* _Task item_:
Return all lines below containing the word "Okay".

(Stored items)
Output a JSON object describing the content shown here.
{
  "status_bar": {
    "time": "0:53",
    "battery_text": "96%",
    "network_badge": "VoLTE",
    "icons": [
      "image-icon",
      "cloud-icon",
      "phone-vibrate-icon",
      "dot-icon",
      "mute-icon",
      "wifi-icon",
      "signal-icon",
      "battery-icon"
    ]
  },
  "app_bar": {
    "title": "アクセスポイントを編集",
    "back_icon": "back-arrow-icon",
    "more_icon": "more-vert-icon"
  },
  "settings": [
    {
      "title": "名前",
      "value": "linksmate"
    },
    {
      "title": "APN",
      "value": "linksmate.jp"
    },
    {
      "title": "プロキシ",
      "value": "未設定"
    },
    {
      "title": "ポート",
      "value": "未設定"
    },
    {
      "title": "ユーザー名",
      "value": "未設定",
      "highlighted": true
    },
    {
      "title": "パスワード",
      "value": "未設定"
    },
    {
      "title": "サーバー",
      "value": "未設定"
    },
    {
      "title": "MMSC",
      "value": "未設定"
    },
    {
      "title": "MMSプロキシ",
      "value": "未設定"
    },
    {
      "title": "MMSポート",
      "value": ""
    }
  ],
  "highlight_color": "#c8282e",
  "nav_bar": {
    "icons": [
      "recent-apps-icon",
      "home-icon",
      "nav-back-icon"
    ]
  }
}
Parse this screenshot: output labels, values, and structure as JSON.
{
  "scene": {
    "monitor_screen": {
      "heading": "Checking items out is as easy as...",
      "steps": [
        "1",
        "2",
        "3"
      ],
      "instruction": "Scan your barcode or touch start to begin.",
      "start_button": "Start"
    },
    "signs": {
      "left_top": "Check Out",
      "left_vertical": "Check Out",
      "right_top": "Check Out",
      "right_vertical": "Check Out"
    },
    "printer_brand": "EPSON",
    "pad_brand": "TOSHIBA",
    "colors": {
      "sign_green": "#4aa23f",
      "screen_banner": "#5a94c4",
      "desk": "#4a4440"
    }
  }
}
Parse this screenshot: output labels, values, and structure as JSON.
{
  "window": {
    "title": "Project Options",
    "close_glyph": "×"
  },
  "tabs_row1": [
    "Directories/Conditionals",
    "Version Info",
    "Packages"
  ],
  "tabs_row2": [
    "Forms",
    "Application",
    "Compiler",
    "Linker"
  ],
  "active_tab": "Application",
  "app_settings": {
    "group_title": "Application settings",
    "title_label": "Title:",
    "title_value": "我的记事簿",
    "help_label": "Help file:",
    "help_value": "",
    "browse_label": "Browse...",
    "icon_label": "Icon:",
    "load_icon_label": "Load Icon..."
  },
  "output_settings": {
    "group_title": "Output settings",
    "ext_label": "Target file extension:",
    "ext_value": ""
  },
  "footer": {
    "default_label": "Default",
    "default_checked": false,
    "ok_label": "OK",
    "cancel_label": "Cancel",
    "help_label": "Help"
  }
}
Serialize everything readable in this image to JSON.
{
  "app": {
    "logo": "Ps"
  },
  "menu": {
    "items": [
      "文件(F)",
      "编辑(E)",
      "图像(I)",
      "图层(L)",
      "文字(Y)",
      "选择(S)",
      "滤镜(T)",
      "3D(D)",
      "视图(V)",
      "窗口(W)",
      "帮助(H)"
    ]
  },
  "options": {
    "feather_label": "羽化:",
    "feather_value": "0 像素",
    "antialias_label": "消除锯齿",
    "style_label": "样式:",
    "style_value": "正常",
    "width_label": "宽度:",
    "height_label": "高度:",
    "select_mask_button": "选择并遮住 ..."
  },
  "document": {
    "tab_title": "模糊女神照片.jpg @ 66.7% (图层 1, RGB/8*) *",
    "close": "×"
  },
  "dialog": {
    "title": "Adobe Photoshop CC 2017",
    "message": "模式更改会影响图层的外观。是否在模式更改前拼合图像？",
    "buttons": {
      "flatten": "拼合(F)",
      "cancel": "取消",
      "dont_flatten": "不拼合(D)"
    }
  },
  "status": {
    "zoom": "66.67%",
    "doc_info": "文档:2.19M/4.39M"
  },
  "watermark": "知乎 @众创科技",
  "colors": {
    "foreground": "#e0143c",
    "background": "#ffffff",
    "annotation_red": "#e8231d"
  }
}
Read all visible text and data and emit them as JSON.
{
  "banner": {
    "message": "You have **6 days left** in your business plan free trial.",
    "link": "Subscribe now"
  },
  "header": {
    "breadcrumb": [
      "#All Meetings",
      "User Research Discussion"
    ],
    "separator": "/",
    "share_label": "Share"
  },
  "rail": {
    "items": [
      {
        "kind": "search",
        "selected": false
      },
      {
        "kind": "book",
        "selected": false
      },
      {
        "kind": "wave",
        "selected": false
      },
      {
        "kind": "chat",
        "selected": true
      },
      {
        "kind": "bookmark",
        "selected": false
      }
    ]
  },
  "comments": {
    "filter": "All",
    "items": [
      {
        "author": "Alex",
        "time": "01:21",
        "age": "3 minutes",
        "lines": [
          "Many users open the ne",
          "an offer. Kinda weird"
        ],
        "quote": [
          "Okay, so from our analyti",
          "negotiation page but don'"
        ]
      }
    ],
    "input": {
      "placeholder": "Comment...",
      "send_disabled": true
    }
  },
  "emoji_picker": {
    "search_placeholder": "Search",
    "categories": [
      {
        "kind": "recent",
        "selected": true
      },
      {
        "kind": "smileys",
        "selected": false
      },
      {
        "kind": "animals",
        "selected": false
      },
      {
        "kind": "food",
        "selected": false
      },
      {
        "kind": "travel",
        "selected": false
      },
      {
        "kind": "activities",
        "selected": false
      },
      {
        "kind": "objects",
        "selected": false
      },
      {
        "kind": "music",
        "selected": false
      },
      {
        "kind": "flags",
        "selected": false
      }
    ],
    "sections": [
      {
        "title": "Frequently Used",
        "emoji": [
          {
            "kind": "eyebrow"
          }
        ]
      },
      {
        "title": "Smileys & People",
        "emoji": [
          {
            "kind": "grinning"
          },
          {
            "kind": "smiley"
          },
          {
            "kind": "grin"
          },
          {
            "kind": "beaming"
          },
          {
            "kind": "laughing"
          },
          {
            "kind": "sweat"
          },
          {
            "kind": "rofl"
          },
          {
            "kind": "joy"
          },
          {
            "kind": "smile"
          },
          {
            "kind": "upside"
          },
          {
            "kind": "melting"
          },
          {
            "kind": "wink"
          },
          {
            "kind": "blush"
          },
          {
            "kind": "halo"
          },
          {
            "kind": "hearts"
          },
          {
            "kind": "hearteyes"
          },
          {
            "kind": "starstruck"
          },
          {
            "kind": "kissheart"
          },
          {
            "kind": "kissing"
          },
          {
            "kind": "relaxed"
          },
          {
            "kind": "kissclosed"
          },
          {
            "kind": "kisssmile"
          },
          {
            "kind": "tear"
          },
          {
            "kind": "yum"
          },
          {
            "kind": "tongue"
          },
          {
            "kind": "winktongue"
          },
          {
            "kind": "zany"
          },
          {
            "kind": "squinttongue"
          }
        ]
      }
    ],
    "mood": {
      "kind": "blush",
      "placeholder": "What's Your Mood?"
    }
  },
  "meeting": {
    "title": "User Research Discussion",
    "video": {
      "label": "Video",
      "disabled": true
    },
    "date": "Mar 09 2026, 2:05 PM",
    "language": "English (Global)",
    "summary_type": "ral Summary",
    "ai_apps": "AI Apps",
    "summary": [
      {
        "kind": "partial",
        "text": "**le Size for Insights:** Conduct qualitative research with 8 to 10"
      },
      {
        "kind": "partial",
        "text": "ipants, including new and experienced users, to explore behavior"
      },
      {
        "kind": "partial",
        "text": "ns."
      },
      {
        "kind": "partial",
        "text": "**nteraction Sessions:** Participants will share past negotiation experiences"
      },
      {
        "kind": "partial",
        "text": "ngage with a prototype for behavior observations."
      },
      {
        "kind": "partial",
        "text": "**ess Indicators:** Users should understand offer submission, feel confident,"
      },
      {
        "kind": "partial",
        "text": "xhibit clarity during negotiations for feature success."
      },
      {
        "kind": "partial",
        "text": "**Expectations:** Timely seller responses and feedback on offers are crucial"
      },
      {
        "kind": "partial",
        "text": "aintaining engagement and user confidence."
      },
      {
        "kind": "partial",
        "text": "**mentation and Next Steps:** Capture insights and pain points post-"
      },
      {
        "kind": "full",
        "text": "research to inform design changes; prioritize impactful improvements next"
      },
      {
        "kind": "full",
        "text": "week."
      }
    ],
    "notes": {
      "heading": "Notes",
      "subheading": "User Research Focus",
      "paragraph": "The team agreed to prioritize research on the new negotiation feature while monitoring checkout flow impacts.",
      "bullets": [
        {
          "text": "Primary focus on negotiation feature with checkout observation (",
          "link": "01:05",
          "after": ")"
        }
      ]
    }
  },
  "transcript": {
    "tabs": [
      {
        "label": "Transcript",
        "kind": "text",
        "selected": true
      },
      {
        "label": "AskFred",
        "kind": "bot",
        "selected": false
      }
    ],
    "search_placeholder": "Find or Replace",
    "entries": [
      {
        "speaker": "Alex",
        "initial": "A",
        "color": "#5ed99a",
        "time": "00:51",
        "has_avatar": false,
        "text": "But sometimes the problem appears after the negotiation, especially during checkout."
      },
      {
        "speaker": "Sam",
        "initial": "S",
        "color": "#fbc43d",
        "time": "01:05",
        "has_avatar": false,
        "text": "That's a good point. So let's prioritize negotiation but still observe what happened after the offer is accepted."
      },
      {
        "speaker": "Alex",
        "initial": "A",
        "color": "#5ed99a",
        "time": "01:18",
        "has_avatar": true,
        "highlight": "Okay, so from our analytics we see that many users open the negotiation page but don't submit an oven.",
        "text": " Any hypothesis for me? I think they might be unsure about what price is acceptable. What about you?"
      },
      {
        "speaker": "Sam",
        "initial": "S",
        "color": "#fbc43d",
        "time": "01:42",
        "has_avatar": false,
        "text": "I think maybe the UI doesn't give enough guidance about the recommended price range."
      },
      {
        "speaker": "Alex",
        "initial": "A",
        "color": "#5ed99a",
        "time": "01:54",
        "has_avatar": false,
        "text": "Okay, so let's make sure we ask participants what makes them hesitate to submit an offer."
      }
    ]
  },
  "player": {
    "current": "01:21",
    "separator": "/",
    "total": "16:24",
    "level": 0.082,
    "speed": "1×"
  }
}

* _Expected output_:
          "Okay, so from our analyti",
        "highlight": "Okay, so from our analytics we see that many users open the negotiation page but don't submit an oven.",
        "text": "Okay, so let's make sure we ask participants what makes them hesitate to submit an offer."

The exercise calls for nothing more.